Saturday was by far our busiest day. We were in line for the craft show at 9 AM for its 10 AM start on the very good advice of a friend. The show was full of all kinds of vendors. Food, clothing, traditional art and carvings, fur, coffee…something for everyone! I easily got waylaid by the first table we passed – it was filled with cheese! There were so many tables there that we barely got to see everything. The crowd quickly made its way into the Curling Rink and people were everywhere. We picked up a few gifts for people and some more goodies for ourselves and were off.
Following the craft show, we headed back out for some of the outdoor events. We didn’t get to see everything that was going on that day. There were so many events…snowmobile races, igloo building, ice carving, barbecues, dogsled races. So much to do, and not enough time to do it all!
After a quick nap, Ian and I headed back to the Curling Rink for the annual “big band” night. Every year, a band from down south is flown in to perform. The White Stripes have been here. Last year it was The Trews. This year, a band out of Hamilton, Ontario graced us with their presence…The Reason. We volunteered at the event. Ian got to handle security, and I manned the door, taking tickets. It was a great night, and we ended up being able to watch the band once all of the volunteer duties were complete. And of course, in my usual groupie ways, I snuck in a picture of myself with the singer, Adam. All in all, we had a great night! Live music is so much fun!
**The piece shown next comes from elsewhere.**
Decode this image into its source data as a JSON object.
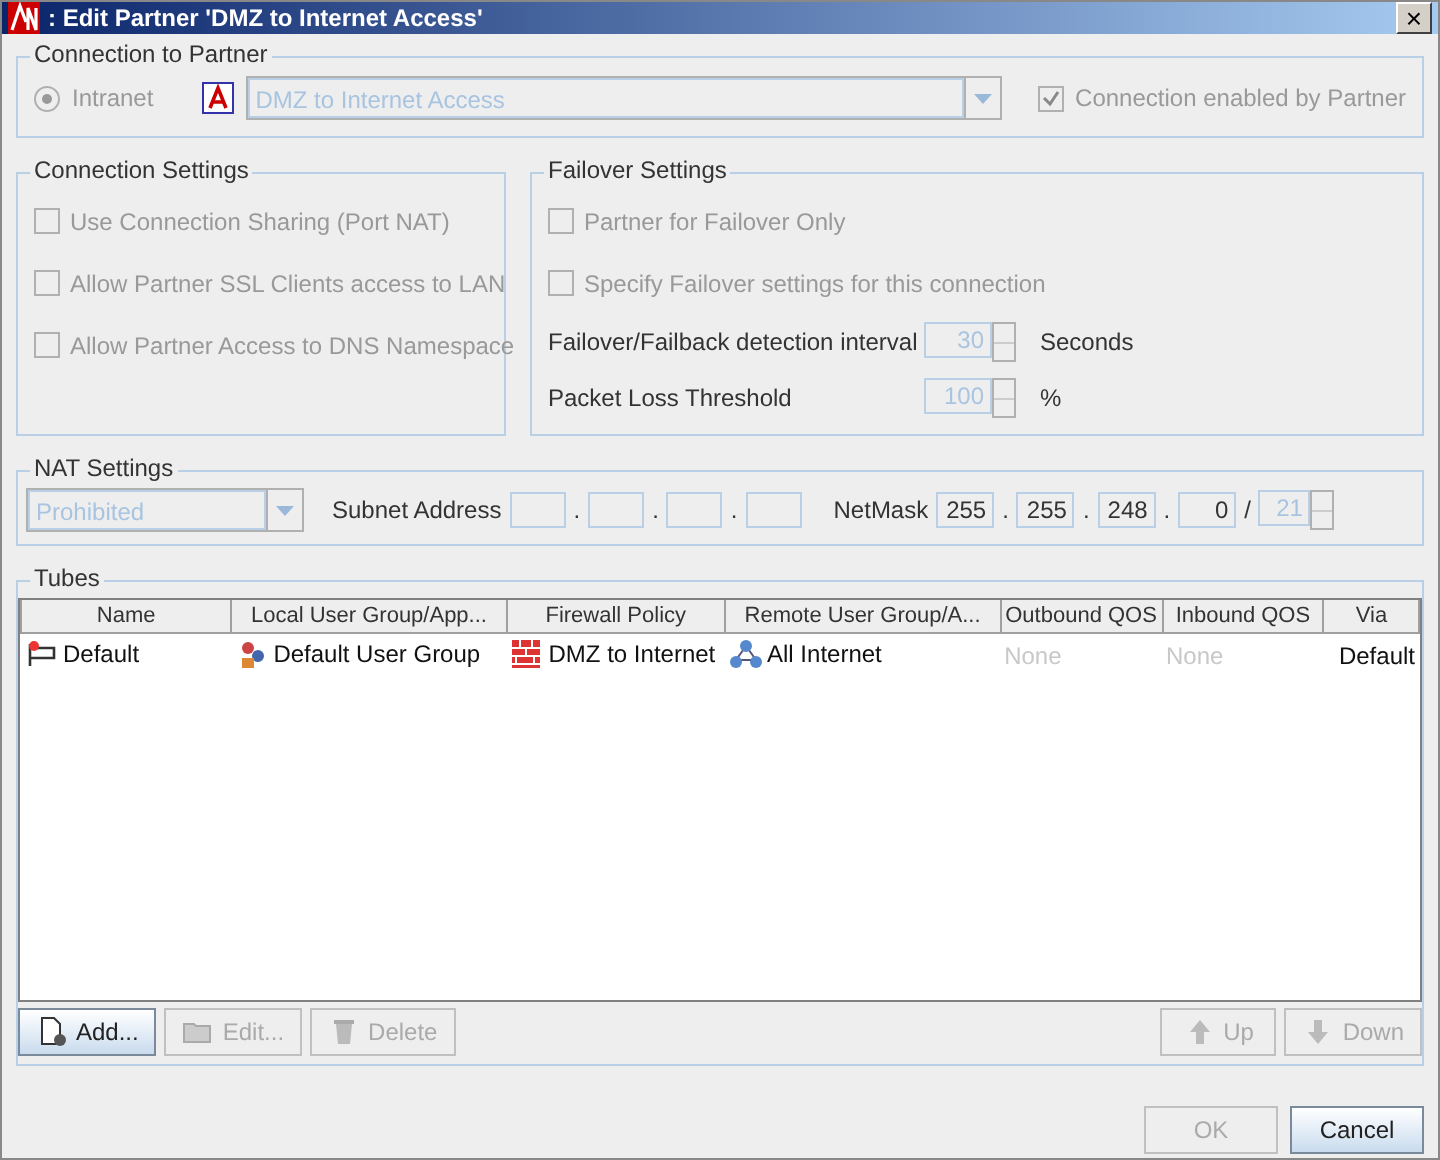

After a very late night cleaning up from the show, we were back at it again in the morning. This time, we were helping to sell tickets at the Toonik Tyme Hockey Tournament. The proceeds were going to the Iqaluit Humane Society, and we ended up raising $2000 for our efforts. The hockey tournament featured teams from across Nunavut and Nunavik. We were there on the championship day, during the semi-final games. It was very busy, and we met a tonne of people, including some really helpful kids. So cute!
Sunday was unfortunately the end of our Toonik Tyme adventures. We wanted to get back out for the closing ceremonies, but both of us ended up feeling pretty sick that night. It’s too bad, as I heard it was quite good, with more performers similar to the opening night.
So there you have it. Finally. We’re looking forward to Toonik Tyme next year. In fact, I’ve already started making inquiries about being a part of the board. It’s great to be a part of things in this city, and when it comes down to it, the best way to do that is to volunteer. Happy spring everyone!